(Activity):
Copy every line of the data exactly, keeping out any picture.

(Data supplied):
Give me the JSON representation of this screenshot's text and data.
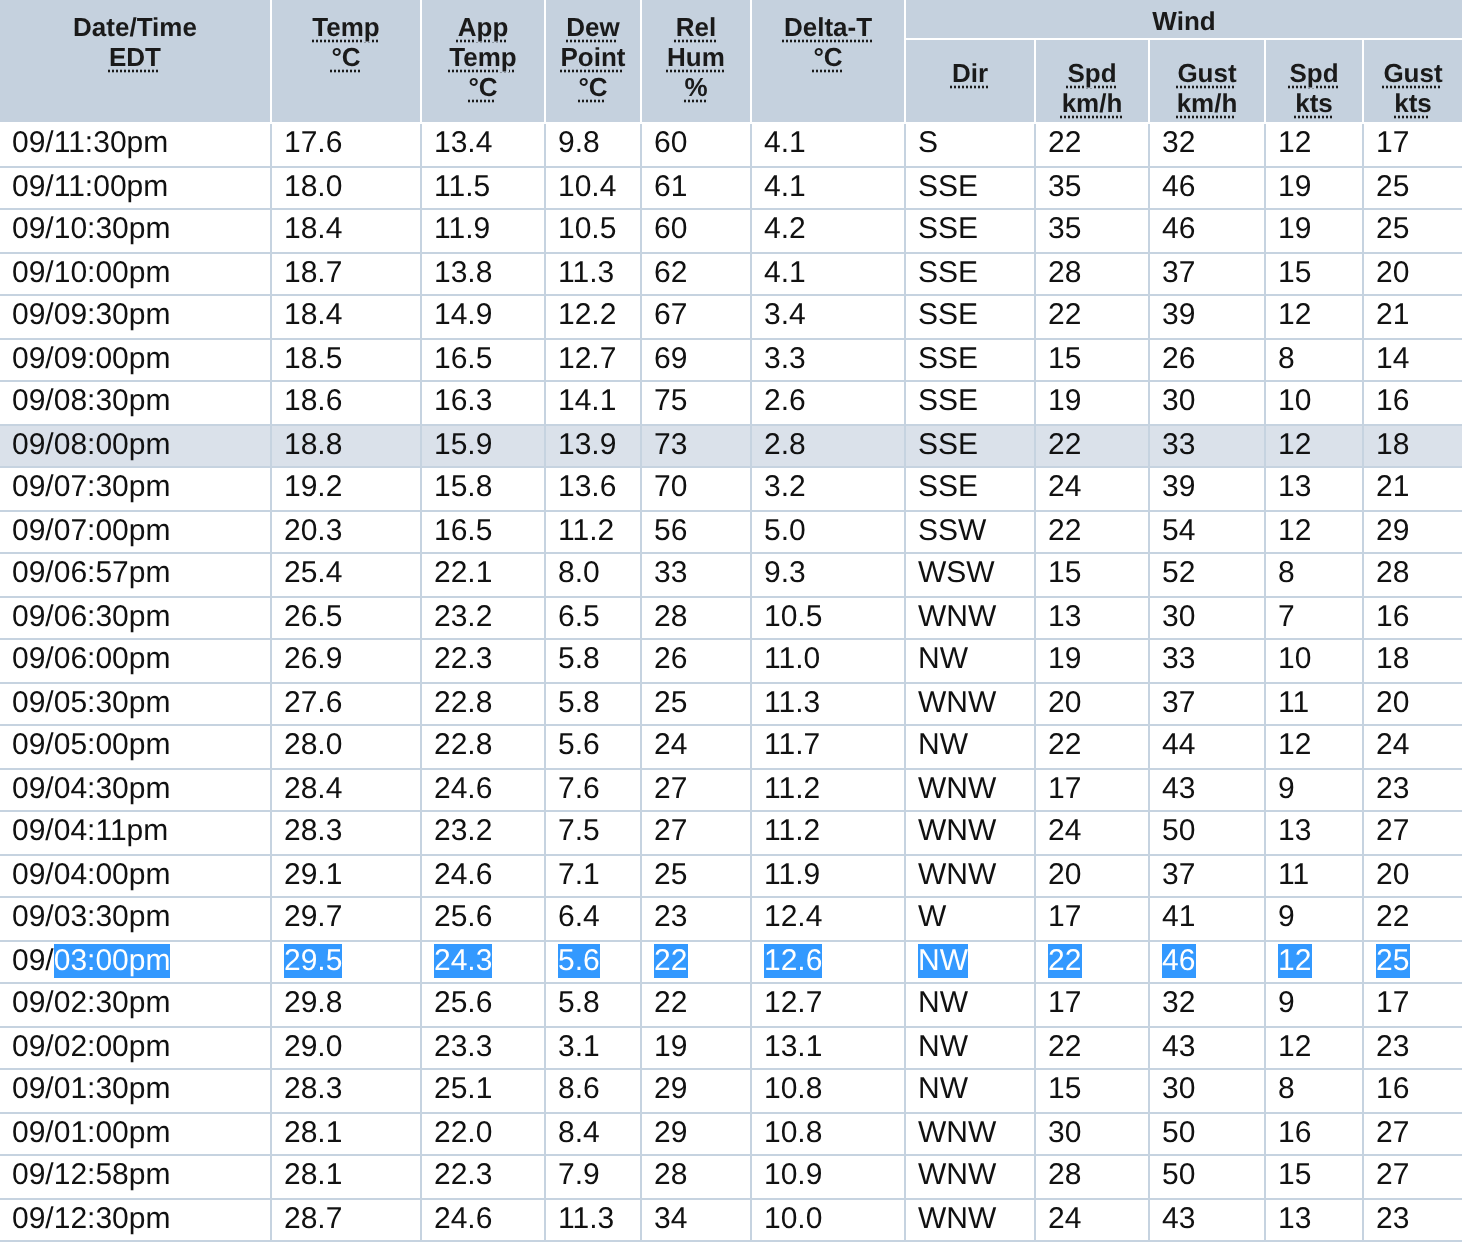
{
  "table": {
    "columns": [
      {
        "label": [
          "Date/Time",
          "EDT"
        ]
      },
      {
        "label": [
          "Temp",
          "°C"
        ]
      },
      {
        "label": [
          "App",
          "Temp",
          "°C"
        ]
      },
      {
        "label": [
          "Dew",
          "Point",
          "°C"
        ]
      },
      {
        "label": [
          "Rel",
          "Hum",
          "%"
        ]
      },
      {
        "label": [
          "Delta-T",
          "°C"
        ]
      },
      {
        "group": "Wind",
        "colspan": 5,
        "columns": [
          {
            "label": [
              "Dir"
            ]
          },
          {
            "label": [
              "Spd",
              "km/h"
            ]
          },
          {
            "label": [
              "Gust",
              "km/h"
            ]
          },
          {
            "label": [
              "Spd",
              "kts"
            ]
          },
          {
            "label": [
              "Gust",
              "kts"
            ]
          }
        ]
      }
    ],
    "rows": [
      {
        "cells": [
          [
            "09/",
            "11:30pm"
          ],
          "17.6",
          "13.4",
          "9.8",
          "60",
          "4.1",
          "S",
          "22",
          "32",
          "12",
          "17"
        ],
        "hovered": false,
        "selected": false
      },
      {
        "cells": [
          [
            "09/",
            "11:00pm"
          ],
          "18.0",
          "11.5",
          "10.4",
          "61",
          "4.1",
          "SSE",
          "35",
          "46",
          "19",
          "25"
        ],
        "hovered": false,
        "selected": false
      },
      {
        "cells": [
          [
            "09/",
            "10:30pm"
          ],
          "18.4",
          "11.9",
          "10.5",
          "60",
          "4.2",
          "SSE",
          "35",
          "46",
          "19",
          "25"
        ],
        "hovered": false,
        "selected": false
      },
      {
        "cells": [
          [
            "09/",
            "10:00pm"
          ],
          "18.7",
          "13.8",
          "11.3",
          "62",
          "4.1",
          "SSE",
          "28",
          "37",
          "15",
          "20"
        ],
        "hovered": false,
        "selected": false
      },
      {
        "cells": [
          [
            "09/",
            "09:30pm"
          ],
          "18.4",
          "14.9",
          "12.2",
          "67",
          "3.4",
          "SSE",
          "22",
          "39",
          "12",
          "21"
        ],
        "hovered": false,
        "selected": false
      },
      {
        "cells": [
          [
            "09/",
            "09:00pm"
          ],
          "18.5",
          "16.5",
          "12.7",
          "69",
          "3.3",
          "SSE",
          "15",
          "26",
          "8",
          "14"
        ],
        "hovered": false,
        "selected": false
      },
      {
        "cells": [
          [
            "09/",
            "08:30pm"
          ],
          "18.6",
          "16.3",
          "14.1",
          "75",
          "2.6",
          "SSE",
          "19",
          "30",
          "10",
          "16"
        ],
        "hovered": false,
        "selected": false
      },
      {
        "cells": [
          [
            "09/",
            "08:00pm"
          ],
          "18.8",
          "15.9",
          "13.9",
          "73",
          "2.8",
          "SSE",
          "22",
          "33",
          "12",
          "18"
        ],
        "hovered": true,
        "selected": false
      },
      {
        "cells": [
          [
            "09/",
            "07:30pm"
          ],
          "19.2",
          "15.8",
          "13.6",
          "70",
          "3.2",
          "SSE",
          "24",
          "39",
          "13",
          "21"
        ],
        "hovered": false,
        "selected": false
      },
      {
        "cells": [
          [
            "09/",
            "07:00pm"
          ],
          "20.3",
          "16.5",
          "11.2",
          "56",
          "5.0",
          "SSW",
          "22",
          "54",
          "12",
          "29"
        ],
        "hovered": false,
        "selected": false
      },
      {
        "cells": [
          [
            "09/",
            "06:57pm"
          ],
          "25.4",
          "22.1",
          "8.0",
          "33",
          "9.3",
          "WSW",
          "15",
          "52",
          "8",
          "28"
        ],
        "hovered": false,
        "selected": false
      },
      {
        "cells": [
          [
            "09/",
            "06:30pm"
          ],
          "26.5",
          "23.2",
          "6.5",
          "28",
          "10.5",
          "WNW",
          "13",
          "30",
          "7",
          "16"
        ],
        "hovered": false,
        "selected": false
      },
      {
        "cells": [
          [
            "09/",
            "06:00pm"
          ],
          "26.9",
          "22.3",
          "5.8",
          "26",
          "11.0",
          "NW",
          "19",
          "33",
          "10",
          "18"
        ],
        "hovered": false,
        "selected": false
      },
      {
        "cells": [
          [
            "09/",
            "05:30pm"
          ],
          "27.6",
          "22.8",
          "5.8",
          "25",
          "11.3",
          "WNW",
          "20",
          "37",
          "11",
          "20"
        ],
        "hovered": false,
        "selected": false
      },
      {
        "cells": [
          [
            "09/",
            "05:00pm"
          ],
          "28.0",
          "22.8",
          "5.6",
          "24",
          "11.7",
          "NW",
          "22",
          "44",
          "12",
          "24"
        ],
        "hovered": false,
        "selected": false
      },
      {
        "cells": [
          [
            "09/",
            "04:30pm"
          ],
          "28.4",
          "24.6",
          "7.6",
          "27",
          "11.2",
          "WNW",
          "17",
          "43",
          "9",
          "23"
        ],
        "hovered": false,
        "selected": false
      },
      {
        "cells": [
          [
            "09/",
            "04:11pm"
          ],
          "28.3",
          "23.2",
          "7.5",
          "27",
          "11.2",
          "WNW",
          "24",
          "50",
          "13",
          "27"
        ],
        "hovered": false,
        "selected": false
      },
      {
        "cells": [
          [
            "09/",
            "04:00pm"
          ],
          "29.1",
          "24.6",
          "7.1",
          "25",
          "11.9",
          "WNW",
          "20",
          "37",
          "11",
          "20"
        ],
        "hovered": false,
        "selected": false
      },
      {
        "cells": [
          [
            "09/",
            "03:30pm"
          ],
          "29.7",
          "25.6",
          "6.4",
          "23",
          "12.4",
          "W",
          "17",
          "41",
          "9",
          "22"
        ],
        "hovered": false,
        "selected": false
      },
      {
        "cells": [
          [
            "09/",
            "03:00pm"
          ],
          "29.5",
          "24.3",
          "5.6",
          "22",
          "12.6",
          "NW",
          "22",
          "46",
          "12",
          "25"
        ],
        "hovered": false,
        "selected": true
      },
      {
        "cells": [
          [
            "09/",
            "02:30pm"
          ],
          "29.8",
          "25.6",
          "5.8",
          "22",
          "12.7",
          "NW",
          "17",
          "32",
          "9",
          "17"
        ],
        "hovered": false,
        "selected": false
      },
      {
        "cells": [
          [
            "09/",
            "02:00pm"
          ],
          "29.0",
          "23.3",
          "3.1",
          "19",
          "13.1",
          "NW",
          "22",
          "43",
          "12",
          "23"
        ],
        "hovered": false,
        "selected": false
      },
      {
        "cells": [
          [
            "09/",
            "01:30pm"
          ],
          "28.3",
          "25.1",
          "8.6",
          "29",
          "10.8",
          "NW",
          "15",
          "30",
          "8",
          "16"
        ],
        "hovered": false,
        "selected": false
      },
      {
        "cells": [
          [
            "09/",
            "01:00pm"
          ],
          "28.1",
          "22.0",
          "8.4",
          "29",
          "10.8",
          "WNW",
          "30",
          "50",
          "16",
          "27"
        ],
        "hovered": false,
        "selected": false
      },
      {
        "cells": [
          [
            "09/",
            "12:58pm"
          ],
          "28.1",
          "22.3",
          "7.9",
          "28",
          "10.9",
          "WNW",
          "28",
          "50",
          "15",
          "27"
        ],
        "hovered": false,
        "selected": false
      },
      {
        "cells": [
          [
            "09/",
            "12:30pm"
          ],
          "28.7",
          "24.6",
          "11.3",
          "34",
          "10.0",
          "WNW",
          "24",
          "43",
          "13",
          "23"
        ],
        "hovered": false,
        "selected": false
      }
    ]
  }
}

(Exercise output):
Give me the JSON representation of this screenshot's text and data.
{
  "table": {
    "columns": [
      {
        "label": [
          "Date/Time",
          "EDT"
        ]
      },
      {
        "label": [
          "Temp",
          "°C"
        ]
      },
      {
        "label": [
          "App",
          "Temp",
          "°C"
        ]
      },
      {
        "label": [
          "Dew",
          "Point",
          "°C"
        ]
      },
      {
        "label": [
          "Rel",
          "Hum",
          "%"
        ]
      },
      {
        "label": [
          "Delta-T",
          "°C"
        ]
      },
      {
        "group": "Wind",
        "colspan": 5,
        "columns": [
          {
            "label": [
              "Dir"
            ]
          },
          {
            "label": [
              "Spd",
              "km/h"
            ]
          },
          {
            "label": [
              "Gust",
              "km/h"
            ]
          },
          {
            "label": [
              "Spd",
              "kts"
            ]
          },
          {
            "label": [
              "Gust",
              "kts"
            ]
          }
        ]
      }
    ],
    "rows": [
      {
        "cells": [
          [
            "09/",
            "11:30pm"
          ],
          "17.6",
          "13.4",
          "9.8",
          "60",
          "4.1",
          "S",
          "22",
          "32",
          "12",
          "17"
        ],
        "hovered": false,
        "selected": false
      },
      {
        "cells": [
          [
            "09/",
            "11:00pm"
          ],
          "18.0",
          "11.5",
          "10.4",
          "61",
          "4.1",
          "SSE",
          "35",
          "46",
          "19",
          "25"
        ],
        "hovered": false,
        "selected": false
      },
      {
        "cells": [
          [
            "09/",
            "10:30pm"
          ],
          "18.4",
          "11.9",
          "10.5",
          "60",
          "4.2",
          "SSE",
          "35",
          "46",
          "19",
          "25"
        ],
        "hovered": false,
        "selected": false
      },
      {
        "cells": [
          [
            "09/",
            "10:00pm"
          ],
          "18.7",
          "13.8",
          "11.3",
          "62",
          "4.1",
          "SSE",
          "28",
          "37",
          "15",
          "20"
        ],
        "hovered": false,
        "selected": false
      },
      {
        "cells": [
          [
            "09/",
            "09:30pm"
          ],
          "18.4",
          "14.9",
          "12.2",
          "67",
          "3.4",
          "SSE",
          "22",
          "39",
          "12",
          "21"
        ],
        "hovered": false,
        "selected": false
      },
      {
        "cells": [
          [
            "09/",
            "09:00pm"
          ],
          "18.5",
          "16.5",
          "12.7",
          "69",
          "3.3",
          "SSE",
          "15",
          "26",
          "8",
          "14"
        ],
        "hovered": false,
        "selected": false
      },
      {
        "cells": [
          [
            "09/",
            "08:30pm"
          ],
          "18.6",
          "16.3",
          "14.1",
          "75",
          "2.6",
          "SSE",
          "19",
          "30",
          "10",
          "16"
        ],
        "hovered": false,
        "selected": false
      },
      {
        "cells": [
          [
            "09/",
            "08:00pm"
          ],
          "18.8",
          "15.9",
          "13.9",
          "73",
          "2.8",
          "SSE",
          "22",
          "33",
          "12",
          "18"
        ],
        "hovered": true,
        "selected": false
      },
      {
        "cells": [
          [
            "09/",
            "07:30pm"
          ],
          "19.2",
          "15.8",
          "13.6",
          "70",
          "3.2",
          "SSE",
          "24",
          "39",
          "13",
          "21"
        ],
        "hovered": false,
        "selected": false
      },
      {
        "cells": [
          [
            "09/",
            "07:00pm"
          ],
          "20.3",
          "16.5",
          "11.2",
          "56",
          "5.0",
          "SSW",
          "22",
          "54",
          "12",
          "29"
        ],
        "hovered": false,
        "selected": false
      },
      {
        "cells": [
          [
            "09/",
            "06:57pm"
          ],
          "25.4",
          "22.1",
          "8.0",
          "33",
          "9.3",
          "WSW",
          "15",
          "52",
          "8",
          "28"
        ],
        "hovered": false,
        "selected": false
      },
      {
        "cells": [
          [
            "09/",
            "06:30pm"
          ],
          "26.5",
          "23.2",
          "6.5",
          "28",
          "10.5",
          "WNW",
          "13",
          "30",
          "7",
          "16"
        ],
        "hovered": false,
        "selected": false
      },
      {
        "cells": [
          [
            "09/",
            "06:00pm"
          ],
          "26.9",
          "22.3",
          "5.8",
          "26",
          "11.0",
          "NW",
          "19",
          "33",
          "10",
          "18"
        ],
        "hovered": false,
        "selected": false
      },
      {
        "cells": [
          [
            "09/",
            "05:30pm"
          ],
          "27.6",
          "22.8",
          "5.8",
          "25",
          "11.3",
          "WNW",
          "20",
          "37",
          "11",
          "20"
        ],
        "hovered": false,
        "selected": false
      },
      {
        "cells": [
          [
            "09/",
            "05:00pm"
          ],
          "28.0",
          "22.8",
          "5.6",
          "24",
          "11.7",
          "NW",
          "22",
          "44",
          "12",
          "24"
        ],
        "hovered": false,
        "selected": false
      },
      {
        "cells": [
          [
            "09/",
            "04:30pm"
          ],
          "28.4",
          "24.6",
          "7.6",
          "27",
          "11.2",
          "WNW",
          "17",
          "43",
          "9",
          "23"
        ],
        "hovered": false,
        "selected": false
      },
      {
        "cells": [
          [
            "09/",
            "04:11pm"
          ],
          "28.3",
          "23.2",
          "7.5",
          "27",
          "11.2",
          "WNW",
          "24",
          "50",
          "13",
          "27"
        ],
        "hovered": false,
        "selected": false
      },
      {
        "cells": [
          [
            "09/",
            "04:00pm"
          ],
          "29.1",
          "24.6",
          "7.1",
          "25",
          "11.9",
          "WNW",
          "20",
          "37",
          "11",
          "20"
        ],
        "hovered": false,
        "selected": false
      },
      {
        "cells": [
          [
            "09/",
            "03:30pm"
          ],
          "29.7",
          "25.6",
          "6.4",
          "23",
          "12.4",
          "W",
          "17",
          "41",
          "9",
          "22"
        ],
        "hovered": false,
        "selected": false
      },
      {
        "cells": [
          [
            "09/",
            "03:00pm"
          ],
          "29.5",
          "24.3",
          "5.6",
          "22",
          "12.6",
          "NW",
          "22",
          "46",
          "12",
          "25"
        ],
        "hovered": false,
        "selected": true
      },
      {
        "cells": [
          [
            "09/",
            "02:30pm"
          ],
          "29.8",
          "25.6",
          "5.8",
          "22",
          "12.7",
          "NW",
          "17",
          "32",
          "9",
          "17"
        ],
        "hovered": false,
        "selected": false
      },
      {
        "cells": [
          [
            "09/",
            "02:00pm"
          ],
          "29.0",
          "23.3",
          "3.1",
          "19",
          "13.1",
          "NW",
          "22",
          "43",
          "12",
          "23"
        ],
        "hovered": false,
        "selected": false
      },
      {
        "cells": [
          [
            "09/",
            "01:30pm"
          ],
          "28.3",
          "25.1",
          "8.6",
          "29",
          "10.8",
          "NW",
          "15",
          "30",
          "8",
          "16"
        ],
        "hovered": false,
        "selected": false
      },
      {
        "cells": [
          [
            "09/",
            "01:00pm"
          ],
          "28.1",
          "22.0",
          "8.4",
          "29",
          "10.8",
          "WNW",
          "30",
          "50",
          "16",
          "27"
        ],
        "hovered": false,
        "selected": false
      },
      {
        "cells": [
          [
            "09/",
            "12:58pm"
          ],
          "28.1",
          "22.3",
          "7.9",
          "28",
          "10.9",
          "WNW",
          "28",
          "50",
          "15",
          "27"
        ],
        "hovered": false,
        "selected": false
      },
      {
        "cells": [
          [
            "09/",
            "12:30pm"
          ],
          "28.7",
          "24.6",
          "11.3",
          "34",
          "10.0",
          "WNW",
          "24",
          "43",
          "13",
          "23"
        ],
        "hovered": false,
        "selected": false
      }
    ]
  }
}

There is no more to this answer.